MADISON CRIME DOWN

July 22, 2009

2ND Quarter UCR Data Released

Crime numbers in Madison continued to trend downward during the second quarter of 2009.

The Madison Police Department (MPD) released Uniform Crime Reporting (UCR) data - Wednesday for the first six months of 2009.

All violent crime categories showed declines when compared with January-June 2008 numbers:

• Murder: 4 in 2008, 1 in 2009 (- 75%)
• Forcible Rape: 29 in 2008, 15 in 2009 (- 48.3 %)
• Aggravated Assault: 234 in 2008, 223 in 2009 (- 4.7%)
• Robbery: 173 in 2008, 158 in 2009 (-8.7%)

Other crime categories, with the exception of Theft, were also down:
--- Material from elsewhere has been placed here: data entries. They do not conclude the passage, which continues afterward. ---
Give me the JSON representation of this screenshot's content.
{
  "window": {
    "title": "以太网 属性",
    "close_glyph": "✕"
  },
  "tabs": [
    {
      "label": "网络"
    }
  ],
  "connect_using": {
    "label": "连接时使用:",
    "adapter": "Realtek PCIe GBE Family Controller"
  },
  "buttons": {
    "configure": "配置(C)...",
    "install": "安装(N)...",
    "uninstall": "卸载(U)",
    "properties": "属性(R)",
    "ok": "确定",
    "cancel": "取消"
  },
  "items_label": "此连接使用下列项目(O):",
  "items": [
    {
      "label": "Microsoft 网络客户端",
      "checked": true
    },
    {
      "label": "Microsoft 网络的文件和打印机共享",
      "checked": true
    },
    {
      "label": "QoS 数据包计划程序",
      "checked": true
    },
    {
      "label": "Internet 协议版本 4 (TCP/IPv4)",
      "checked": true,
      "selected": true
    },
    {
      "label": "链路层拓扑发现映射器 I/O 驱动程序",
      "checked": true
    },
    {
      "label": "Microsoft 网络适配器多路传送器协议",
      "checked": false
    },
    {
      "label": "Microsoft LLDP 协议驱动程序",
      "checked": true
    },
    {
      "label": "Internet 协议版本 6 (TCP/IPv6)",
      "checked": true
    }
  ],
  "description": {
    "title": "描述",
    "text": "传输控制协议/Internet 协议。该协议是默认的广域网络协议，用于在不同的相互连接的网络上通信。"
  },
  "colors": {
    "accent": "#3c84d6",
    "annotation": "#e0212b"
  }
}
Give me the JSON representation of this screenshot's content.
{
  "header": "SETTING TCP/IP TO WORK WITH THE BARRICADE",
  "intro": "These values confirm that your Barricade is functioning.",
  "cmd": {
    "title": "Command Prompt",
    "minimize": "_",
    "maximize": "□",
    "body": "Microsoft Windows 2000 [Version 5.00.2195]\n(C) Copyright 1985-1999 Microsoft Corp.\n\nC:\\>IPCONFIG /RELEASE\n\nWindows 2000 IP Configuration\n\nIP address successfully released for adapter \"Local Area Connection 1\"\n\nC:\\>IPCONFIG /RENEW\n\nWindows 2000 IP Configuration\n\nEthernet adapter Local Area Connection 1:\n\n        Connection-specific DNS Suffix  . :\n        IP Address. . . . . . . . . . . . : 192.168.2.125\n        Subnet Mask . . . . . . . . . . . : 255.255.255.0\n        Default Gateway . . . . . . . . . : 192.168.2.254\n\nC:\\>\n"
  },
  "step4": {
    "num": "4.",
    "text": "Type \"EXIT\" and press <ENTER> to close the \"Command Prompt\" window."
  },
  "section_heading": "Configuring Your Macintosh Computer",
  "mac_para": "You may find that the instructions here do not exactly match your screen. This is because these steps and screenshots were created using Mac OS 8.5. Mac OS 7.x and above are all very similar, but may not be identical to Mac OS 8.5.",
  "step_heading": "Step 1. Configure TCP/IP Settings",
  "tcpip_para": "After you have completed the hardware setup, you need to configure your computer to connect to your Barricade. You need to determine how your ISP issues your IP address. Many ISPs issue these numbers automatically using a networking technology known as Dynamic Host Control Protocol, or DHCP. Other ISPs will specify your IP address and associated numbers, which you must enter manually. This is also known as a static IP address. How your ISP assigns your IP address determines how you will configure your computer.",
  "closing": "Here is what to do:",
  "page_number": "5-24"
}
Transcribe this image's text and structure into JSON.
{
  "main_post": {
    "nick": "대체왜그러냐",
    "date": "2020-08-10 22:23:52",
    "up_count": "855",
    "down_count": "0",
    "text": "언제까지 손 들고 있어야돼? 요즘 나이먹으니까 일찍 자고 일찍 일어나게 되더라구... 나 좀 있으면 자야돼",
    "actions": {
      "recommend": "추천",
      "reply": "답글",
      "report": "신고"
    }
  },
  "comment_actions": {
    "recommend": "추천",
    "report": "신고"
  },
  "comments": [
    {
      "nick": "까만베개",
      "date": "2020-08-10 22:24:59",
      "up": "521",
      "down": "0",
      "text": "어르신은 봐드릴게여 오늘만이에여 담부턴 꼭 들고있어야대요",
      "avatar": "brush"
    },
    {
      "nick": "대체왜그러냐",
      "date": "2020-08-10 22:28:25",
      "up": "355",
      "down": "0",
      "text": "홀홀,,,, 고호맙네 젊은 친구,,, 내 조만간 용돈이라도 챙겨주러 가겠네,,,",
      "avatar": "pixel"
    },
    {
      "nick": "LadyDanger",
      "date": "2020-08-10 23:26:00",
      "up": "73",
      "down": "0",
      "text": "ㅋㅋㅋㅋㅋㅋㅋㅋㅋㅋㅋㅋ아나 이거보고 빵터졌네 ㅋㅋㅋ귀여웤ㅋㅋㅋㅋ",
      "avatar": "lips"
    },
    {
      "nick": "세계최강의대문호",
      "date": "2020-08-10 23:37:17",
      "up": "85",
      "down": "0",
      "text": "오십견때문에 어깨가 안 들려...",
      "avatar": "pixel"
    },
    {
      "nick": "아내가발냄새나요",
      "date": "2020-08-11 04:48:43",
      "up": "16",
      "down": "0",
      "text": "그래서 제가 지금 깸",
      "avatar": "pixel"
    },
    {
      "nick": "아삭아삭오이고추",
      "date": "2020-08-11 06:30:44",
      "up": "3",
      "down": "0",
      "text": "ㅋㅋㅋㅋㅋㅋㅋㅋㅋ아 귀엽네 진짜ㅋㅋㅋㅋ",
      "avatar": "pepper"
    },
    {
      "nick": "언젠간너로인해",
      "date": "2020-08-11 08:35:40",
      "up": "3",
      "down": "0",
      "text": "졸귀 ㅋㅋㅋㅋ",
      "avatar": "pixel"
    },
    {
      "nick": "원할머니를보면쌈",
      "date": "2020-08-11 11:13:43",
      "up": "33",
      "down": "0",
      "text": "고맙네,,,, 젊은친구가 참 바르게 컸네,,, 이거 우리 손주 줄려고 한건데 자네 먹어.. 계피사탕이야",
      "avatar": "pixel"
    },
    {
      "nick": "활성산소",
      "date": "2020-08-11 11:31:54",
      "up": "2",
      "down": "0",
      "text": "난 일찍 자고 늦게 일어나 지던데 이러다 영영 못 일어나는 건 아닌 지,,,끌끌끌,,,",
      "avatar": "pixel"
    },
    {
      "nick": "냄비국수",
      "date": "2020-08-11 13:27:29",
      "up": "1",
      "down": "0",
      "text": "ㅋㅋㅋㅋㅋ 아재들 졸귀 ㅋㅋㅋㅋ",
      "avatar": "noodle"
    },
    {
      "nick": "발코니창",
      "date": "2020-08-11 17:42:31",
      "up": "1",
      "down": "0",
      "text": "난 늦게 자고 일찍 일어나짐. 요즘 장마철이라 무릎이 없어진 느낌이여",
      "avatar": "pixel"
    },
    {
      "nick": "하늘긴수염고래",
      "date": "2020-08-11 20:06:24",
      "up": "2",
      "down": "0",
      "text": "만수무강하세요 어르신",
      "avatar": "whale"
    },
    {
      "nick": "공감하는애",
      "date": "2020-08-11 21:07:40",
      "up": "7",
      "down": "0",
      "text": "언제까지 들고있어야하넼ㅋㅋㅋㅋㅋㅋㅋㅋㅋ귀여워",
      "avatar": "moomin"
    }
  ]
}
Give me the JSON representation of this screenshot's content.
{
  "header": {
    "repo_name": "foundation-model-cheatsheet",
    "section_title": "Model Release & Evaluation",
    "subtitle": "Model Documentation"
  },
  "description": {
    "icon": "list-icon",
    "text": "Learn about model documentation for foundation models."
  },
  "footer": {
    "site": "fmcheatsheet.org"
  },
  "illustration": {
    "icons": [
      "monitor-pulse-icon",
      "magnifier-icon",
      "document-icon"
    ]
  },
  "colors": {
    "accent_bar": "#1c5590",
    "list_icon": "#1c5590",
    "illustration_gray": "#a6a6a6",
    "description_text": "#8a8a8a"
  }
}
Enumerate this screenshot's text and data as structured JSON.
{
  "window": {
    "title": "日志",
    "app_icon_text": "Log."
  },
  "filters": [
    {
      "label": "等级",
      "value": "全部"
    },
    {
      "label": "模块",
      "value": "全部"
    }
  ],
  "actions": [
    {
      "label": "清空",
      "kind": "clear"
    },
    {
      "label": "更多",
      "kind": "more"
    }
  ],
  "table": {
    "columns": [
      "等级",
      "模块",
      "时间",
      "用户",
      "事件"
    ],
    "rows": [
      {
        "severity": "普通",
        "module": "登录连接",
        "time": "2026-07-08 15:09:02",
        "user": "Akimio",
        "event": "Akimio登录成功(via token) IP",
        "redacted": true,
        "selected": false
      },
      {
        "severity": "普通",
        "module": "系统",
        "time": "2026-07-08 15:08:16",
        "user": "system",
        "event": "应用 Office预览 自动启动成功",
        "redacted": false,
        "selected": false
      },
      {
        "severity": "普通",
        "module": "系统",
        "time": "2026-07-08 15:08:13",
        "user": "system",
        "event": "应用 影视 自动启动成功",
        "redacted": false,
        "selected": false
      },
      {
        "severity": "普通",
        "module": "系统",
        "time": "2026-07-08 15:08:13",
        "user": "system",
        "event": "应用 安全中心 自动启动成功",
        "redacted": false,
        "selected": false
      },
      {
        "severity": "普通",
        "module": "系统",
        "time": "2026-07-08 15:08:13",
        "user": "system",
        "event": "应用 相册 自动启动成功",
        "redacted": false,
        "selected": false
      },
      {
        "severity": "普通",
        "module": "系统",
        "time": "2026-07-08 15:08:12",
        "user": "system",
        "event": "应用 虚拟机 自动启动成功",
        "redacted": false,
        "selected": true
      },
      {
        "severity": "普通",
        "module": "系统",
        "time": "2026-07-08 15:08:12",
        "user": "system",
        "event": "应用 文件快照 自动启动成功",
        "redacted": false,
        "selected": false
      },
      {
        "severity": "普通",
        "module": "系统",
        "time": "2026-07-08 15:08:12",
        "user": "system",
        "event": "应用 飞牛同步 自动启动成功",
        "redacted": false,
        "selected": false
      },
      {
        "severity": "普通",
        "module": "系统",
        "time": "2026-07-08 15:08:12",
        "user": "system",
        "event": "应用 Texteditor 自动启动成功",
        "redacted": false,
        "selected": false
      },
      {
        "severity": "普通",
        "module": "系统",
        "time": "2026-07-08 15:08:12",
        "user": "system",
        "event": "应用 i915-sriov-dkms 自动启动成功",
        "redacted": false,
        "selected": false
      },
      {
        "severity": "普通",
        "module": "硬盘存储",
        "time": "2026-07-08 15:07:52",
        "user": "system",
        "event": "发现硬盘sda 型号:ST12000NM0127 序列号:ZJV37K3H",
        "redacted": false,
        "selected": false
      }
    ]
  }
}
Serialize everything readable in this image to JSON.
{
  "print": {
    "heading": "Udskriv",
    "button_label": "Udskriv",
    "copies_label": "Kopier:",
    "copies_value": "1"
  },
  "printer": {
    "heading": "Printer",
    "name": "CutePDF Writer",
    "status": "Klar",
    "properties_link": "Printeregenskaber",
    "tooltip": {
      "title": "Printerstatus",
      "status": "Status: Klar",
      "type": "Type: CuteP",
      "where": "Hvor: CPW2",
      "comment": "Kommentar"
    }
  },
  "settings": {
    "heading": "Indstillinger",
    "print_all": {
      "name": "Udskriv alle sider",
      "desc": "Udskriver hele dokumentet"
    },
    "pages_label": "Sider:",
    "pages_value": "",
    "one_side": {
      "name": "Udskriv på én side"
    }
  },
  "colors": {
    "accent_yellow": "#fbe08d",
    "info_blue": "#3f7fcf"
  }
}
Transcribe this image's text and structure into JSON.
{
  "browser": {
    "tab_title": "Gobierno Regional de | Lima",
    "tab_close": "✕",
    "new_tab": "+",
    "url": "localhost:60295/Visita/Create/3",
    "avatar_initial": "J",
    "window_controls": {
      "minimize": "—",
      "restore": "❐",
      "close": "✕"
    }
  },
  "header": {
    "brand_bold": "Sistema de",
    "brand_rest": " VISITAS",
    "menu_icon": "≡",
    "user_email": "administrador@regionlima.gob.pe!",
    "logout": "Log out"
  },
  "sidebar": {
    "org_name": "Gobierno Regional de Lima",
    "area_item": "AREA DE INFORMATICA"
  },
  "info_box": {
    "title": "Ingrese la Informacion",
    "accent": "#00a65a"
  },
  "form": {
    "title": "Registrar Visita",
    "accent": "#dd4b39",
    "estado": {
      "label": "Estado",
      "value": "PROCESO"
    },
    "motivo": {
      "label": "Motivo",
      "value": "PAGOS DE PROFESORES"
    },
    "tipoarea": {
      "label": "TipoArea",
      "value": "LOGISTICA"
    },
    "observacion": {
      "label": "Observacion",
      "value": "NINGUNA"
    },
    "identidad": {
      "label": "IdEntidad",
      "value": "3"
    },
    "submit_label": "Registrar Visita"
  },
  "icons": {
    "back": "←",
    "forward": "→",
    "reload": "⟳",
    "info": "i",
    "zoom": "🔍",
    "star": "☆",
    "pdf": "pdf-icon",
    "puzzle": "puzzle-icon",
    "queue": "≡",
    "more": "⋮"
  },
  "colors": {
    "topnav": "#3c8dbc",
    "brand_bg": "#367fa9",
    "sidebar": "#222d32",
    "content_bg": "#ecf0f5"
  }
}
• Burglaries: 1059 in 2008, 497 in 2009 (-53.1 %)
• Stolen Autos/Trucks/Motorcycles: 249 in 2008, 149 in 2009 (-40.2%)
• Theft: 2670 in 2008, 2728 in 2009 (+2.2%)
• Simple Assault: 728 in 2008, 649 in 2009 (-14.6%)

Chief Noble Wray cautions, "UCR data provides for a much better barometer on the community when analyzed over a much longer period of time; however, this favorable six-month snapshot does provide some evidence that a number of initiatives and changes we have undertaken are having positive results."

He says this is the first year all 30 of the new officers have been on the streets. Their hiring, and recruitment came in direct response to public hearings that were held in the summer of 2007, when citizens called for a greater police presence in their neighborhoods. New officers have- in particular - helped bolster the ranks of the department's Community Police Teams (CPT); units assigned to tackle problems specific to each district.

The MPD has also increased its number of commanders: one lieutenant is assigned to the Blue Net Burglary Task Force; another lieutenant is overseeing a robbery task force, and a third lieutenant is charged with coordinating a violent crimes task force. All units have enjoyed a good amount of success in recent months.

The department has also become better at deploying resources based on information supplied by new Crime Analysts, as they can indicate when and where additional officers would do the most good.

MPD Crime Analysts are also assisting in the sharing of information with other law enforcement partners - at both the federal and local levels. Coordinated efforts are helping solve crimes countywide.

Beyond additional resources, the department has also been enjoying great community support as citizens continue to act as the MPD's eyes and ears.

A case in point: In early July, a citizen - who lives near Hawks Landing on the West Side - called 91, after witnessing shots being fired from a moving car. The citizen is a car buff, and recognized the car immediately as a Buick Rendezvous.

His call to dispatch came at a time when West and South District Community Police Teams were working pro-actively to apprehend those involved in recent gun violence.

CPT members, and regular patrol officers were working in areas where crime analysts were detecting trends.

So when his call came in, MPD officers were in the area immediately. The Rendezvous was spotted and stopped at gunpoint.

A handgun, and bullet casings were recovered; two men were arrested. Detectives were able to generate additional information on one suspect, and that led to a storage locker search on the city's eastside. Inside the locker was a loaded AK47 assault rifle, and extra ammunition. It is now off the streets of Madison.

What did it take: An alert citizen and officers being in the right place - at the right time.

What we cannot lose sight of, is that despite these favorable UCR numbers, there are still many citizens who have the perception that crime has gotten worse. The truth is crime has changed. The MPD is now being called more frequently to some neighborhoods where there were no real problems just a decade ago. In some of these places crime has become more personal. It is one of the many reasons why the men and women of the Madison Police Department will continue to be pro-active; looking for the best ways to utilize community based policing strategies to address the challenges of an ever-changing city.

Contact:
  • Joel DeSpain, 266-4897